● **Exercise data**
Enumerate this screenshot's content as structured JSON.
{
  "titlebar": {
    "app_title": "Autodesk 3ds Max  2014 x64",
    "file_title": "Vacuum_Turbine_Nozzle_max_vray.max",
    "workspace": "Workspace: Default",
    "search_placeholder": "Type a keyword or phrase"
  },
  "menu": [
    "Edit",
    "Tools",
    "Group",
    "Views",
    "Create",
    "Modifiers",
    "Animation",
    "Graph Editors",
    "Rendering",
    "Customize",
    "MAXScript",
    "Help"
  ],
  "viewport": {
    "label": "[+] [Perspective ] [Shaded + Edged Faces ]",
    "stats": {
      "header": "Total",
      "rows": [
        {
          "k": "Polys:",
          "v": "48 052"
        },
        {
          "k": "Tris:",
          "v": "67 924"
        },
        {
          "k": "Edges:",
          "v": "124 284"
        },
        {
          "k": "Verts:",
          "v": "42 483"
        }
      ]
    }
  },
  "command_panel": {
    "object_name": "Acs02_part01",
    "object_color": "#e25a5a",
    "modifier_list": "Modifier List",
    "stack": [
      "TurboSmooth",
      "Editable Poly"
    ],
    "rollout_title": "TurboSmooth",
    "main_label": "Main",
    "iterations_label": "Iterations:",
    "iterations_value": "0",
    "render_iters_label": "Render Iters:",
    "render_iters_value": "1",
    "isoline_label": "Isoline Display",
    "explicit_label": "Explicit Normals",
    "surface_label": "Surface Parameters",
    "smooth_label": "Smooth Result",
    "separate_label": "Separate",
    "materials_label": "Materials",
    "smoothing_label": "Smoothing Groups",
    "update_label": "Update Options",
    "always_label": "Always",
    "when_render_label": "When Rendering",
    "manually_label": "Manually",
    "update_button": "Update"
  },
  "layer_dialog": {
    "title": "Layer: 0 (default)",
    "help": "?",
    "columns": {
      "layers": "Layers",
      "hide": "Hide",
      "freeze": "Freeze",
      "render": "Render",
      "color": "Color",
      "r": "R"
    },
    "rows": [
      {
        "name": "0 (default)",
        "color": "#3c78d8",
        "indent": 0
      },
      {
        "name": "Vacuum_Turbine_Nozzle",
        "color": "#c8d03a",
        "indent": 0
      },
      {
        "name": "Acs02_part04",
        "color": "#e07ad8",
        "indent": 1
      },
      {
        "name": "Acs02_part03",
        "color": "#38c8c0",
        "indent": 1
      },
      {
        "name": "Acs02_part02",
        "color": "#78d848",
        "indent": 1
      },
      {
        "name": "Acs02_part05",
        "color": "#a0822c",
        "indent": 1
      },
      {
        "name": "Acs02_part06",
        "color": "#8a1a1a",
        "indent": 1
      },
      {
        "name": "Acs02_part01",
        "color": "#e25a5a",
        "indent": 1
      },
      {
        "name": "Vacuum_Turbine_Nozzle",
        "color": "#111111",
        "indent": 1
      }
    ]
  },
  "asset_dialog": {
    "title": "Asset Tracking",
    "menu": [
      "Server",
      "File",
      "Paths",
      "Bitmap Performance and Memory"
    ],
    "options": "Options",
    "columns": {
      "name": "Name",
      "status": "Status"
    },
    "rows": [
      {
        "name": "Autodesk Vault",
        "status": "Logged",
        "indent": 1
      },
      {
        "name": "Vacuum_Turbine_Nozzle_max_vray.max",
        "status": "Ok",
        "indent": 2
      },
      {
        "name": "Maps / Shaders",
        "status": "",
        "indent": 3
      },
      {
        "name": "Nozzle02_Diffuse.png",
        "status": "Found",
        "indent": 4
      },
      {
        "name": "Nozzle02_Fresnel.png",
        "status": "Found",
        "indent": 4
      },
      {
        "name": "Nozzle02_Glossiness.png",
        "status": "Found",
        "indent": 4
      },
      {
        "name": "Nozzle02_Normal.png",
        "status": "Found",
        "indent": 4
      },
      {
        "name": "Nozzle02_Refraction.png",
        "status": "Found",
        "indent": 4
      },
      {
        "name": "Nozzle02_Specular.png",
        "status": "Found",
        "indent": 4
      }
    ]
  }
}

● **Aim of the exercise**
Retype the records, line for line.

● **Final answer**
Enumerate this screenshot's content as structured JSON.
{
  "titlebar": {
    "app_title": "Autodesk 3ds Max  2014 x64",
    "file_title": "Vacuum_Turbine_Nozzle_max_vray.max",
    "workspace": "Workspace: Default",
    "search_placeholder": "Type a keyword or phrase"
  },
  "menu": [
    "Edit",
    "Tools",
    "Group",
    "Views",
    "Create",
    "Modifiers",
    "Animation",
    "Graph Editors",
    "Rendering",
    "Customize",
    "MAXScript",
    "Help"
  ],
  "viewport": {
    "label": "[+] [Perspective ] [Shaded + Edged Faces ]",
    "stats": {
      "header": "Total",
      "rows": [
        {
          "k": "Polys:",
          "v": "48 052"
        },
        {
          "k": "Tris:",
          "v": "67 924"
        },
        {
          "k": "Edges:",
          "v": "124 284"
        },
        {
          "k": "Verts:",
          "v": "42 483"
        }
      ]
    }
  },
  "command_panel": {
    "object_name": "Acs02_part01",
    "object_color": "#e25a5a",
    "modifier_list": "Modifier List",
    "stack": [
      "TurboSmooth",
      "Editable Poly"
    ],
    "rollout_title": "TurboSmooth",
    "main_label": "Main",
    "iterations_label": "Iterations:",
    "iterations_value": "0",
    "render_iters_label": "Render Iters:",
    "render_iters_value": "1",
    "isoline_label": "Isoline Display",
    "explicit_label": "Explicit Normals",
    "surface_label": "Surface Parameters",
    "smooth_label": "Smooth Result",
    "separate_label": "Separate",
    "materials_label": "Materials",
    "smoothing_label": "Smoothing Groups",
    "update_label": "Update Options",
    "always_label": "Always",
    "when_render_label": "When Rendering",
    "manually_label": "Manually",
    "update_button": "Update"
  },
  "layer_dialog": {
    "title": "Layer: 0 (default)",
    "help": "?",
    "columns": {
      "layers": "Layers",
      "hide": "Hide",
      "freeze": "Freeze",
      "render": "Render",
      "color": "Color",
      "r": "R"
    },
    "rows": [
      {
        "name": "0 (default)",
        "color": "#3c78d8",
        "indent": 0
      },
      {
        "name": "Vacuum_Turbine_Nozzle",
        "color": "#c8d03a",
        "indent": 0
      },
      {
        "name": "Acs02_part04",
        "color": "#e07ad8",
        "indent": 1
      },
      {
        "name": "Acs02_part03",
        "color": "#38c8c0",
        "indent": 1
      },
      {
        "name": "Acs02_part02",
        "color": "#78d848",
        "indent": 1
      },
      {
        "name": "Acs02_part05",
        "color": "#a0822c",
        "indent": 1
      },
      {
        "name": "Acs02_part06",
        "color": "#8a1a1a",
        "indent": 1
      },
      {
        "name": "Acs02_part01",
        "color": "#e25a5a",
        "indent": 1
      },
      {
        "name": "Vacuum_Turbine_Nozzle",
        "color": "#111111",
        "indent": 1
      }
    ]
  },
  "asset_dialog": {
    "title": "Asset Tracking",
    "menu": [
      "Server",
      "File",
      "Paths",
      "Bitmap Performance and Memory"
    ],
    "options": "Options",
    "columns": {
      "name": "Name",
      "status": "Status"
    },
    "rows": [
      {
        "name": "Autodesk Vault",
        "status": "Logged",
        "indent": 1
      },
      {
        "name": "Vacuum_Turbine_Nozzle_max_vray.max",
        "status": "Ok",
        "indent": 2
      },
      {
        "name": "Maps / Shaders",
        "status": "",
        "indent": 3
      },
      {
        "name": "Nozzle02_Diffuse.png",
        "status": "Found",
        "indent": 4
      },
      {
        "name": "Nozzle02_Fresnel.png",
        "status": "Found",
        "indent": 4
      },
      {
        "name": "Nozzle02_Glossiness.png",
        "status": "Found",
        "indent": 4
      },
      {
        "name": "Nozzle02_Normal.png",
        "status": "Found",
        "indent": 4
      },
      {
        "name": "Nozzle02_Refraction.png",
        "status": "Found",
        "indent": 4
      },
      {
        "name": "Nozzle02_Specular.png",
        "status": "Found",
        "indent": 4
      }
    ]
  }
}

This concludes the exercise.